[Recorded data]
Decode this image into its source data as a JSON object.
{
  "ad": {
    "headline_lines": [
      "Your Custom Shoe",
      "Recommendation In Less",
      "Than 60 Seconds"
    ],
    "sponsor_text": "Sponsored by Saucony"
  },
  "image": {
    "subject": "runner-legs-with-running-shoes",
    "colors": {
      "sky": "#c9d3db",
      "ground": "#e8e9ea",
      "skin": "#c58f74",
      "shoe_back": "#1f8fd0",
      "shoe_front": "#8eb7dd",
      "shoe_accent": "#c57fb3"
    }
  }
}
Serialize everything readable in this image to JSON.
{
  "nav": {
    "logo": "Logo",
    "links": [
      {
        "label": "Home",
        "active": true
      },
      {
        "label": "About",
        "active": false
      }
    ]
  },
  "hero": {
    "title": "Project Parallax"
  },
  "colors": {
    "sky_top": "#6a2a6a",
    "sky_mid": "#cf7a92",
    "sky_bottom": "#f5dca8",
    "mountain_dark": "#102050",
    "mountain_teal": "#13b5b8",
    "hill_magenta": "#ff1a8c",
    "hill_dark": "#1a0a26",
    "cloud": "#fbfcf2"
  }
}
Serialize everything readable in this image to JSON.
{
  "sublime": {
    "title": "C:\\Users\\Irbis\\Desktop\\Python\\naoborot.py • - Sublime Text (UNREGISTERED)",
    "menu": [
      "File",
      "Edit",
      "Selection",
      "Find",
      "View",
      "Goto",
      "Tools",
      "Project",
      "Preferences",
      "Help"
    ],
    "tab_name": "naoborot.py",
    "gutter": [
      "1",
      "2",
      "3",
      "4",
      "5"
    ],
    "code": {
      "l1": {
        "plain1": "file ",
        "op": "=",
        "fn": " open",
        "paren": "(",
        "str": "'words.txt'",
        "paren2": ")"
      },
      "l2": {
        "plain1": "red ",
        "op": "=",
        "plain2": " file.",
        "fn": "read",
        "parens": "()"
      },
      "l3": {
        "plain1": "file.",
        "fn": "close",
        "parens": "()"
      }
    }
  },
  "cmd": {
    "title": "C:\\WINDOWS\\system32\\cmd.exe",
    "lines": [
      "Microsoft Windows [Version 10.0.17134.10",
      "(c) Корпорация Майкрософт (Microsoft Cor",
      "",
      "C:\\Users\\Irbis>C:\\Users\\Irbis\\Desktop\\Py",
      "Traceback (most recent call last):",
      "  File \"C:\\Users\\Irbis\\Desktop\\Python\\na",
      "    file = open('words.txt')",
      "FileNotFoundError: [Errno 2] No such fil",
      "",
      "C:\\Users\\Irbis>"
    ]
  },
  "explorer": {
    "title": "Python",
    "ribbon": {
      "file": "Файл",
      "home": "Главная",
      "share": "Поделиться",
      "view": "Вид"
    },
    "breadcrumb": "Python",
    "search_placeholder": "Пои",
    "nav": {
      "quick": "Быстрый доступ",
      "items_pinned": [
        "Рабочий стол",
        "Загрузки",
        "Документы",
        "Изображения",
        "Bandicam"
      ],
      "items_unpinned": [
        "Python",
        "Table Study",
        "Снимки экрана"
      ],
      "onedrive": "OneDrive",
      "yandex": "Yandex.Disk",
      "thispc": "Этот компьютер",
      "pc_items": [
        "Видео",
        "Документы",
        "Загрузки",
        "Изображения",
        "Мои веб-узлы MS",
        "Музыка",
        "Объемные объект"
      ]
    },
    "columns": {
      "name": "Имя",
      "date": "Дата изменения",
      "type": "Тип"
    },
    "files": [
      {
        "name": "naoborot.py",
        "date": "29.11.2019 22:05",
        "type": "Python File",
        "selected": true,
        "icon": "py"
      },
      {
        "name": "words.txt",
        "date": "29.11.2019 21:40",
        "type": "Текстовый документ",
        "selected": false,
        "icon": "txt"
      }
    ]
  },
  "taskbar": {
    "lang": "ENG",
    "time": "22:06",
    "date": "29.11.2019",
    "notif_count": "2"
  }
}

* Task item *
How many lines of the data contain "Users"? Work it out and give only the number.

* Result of this task *
4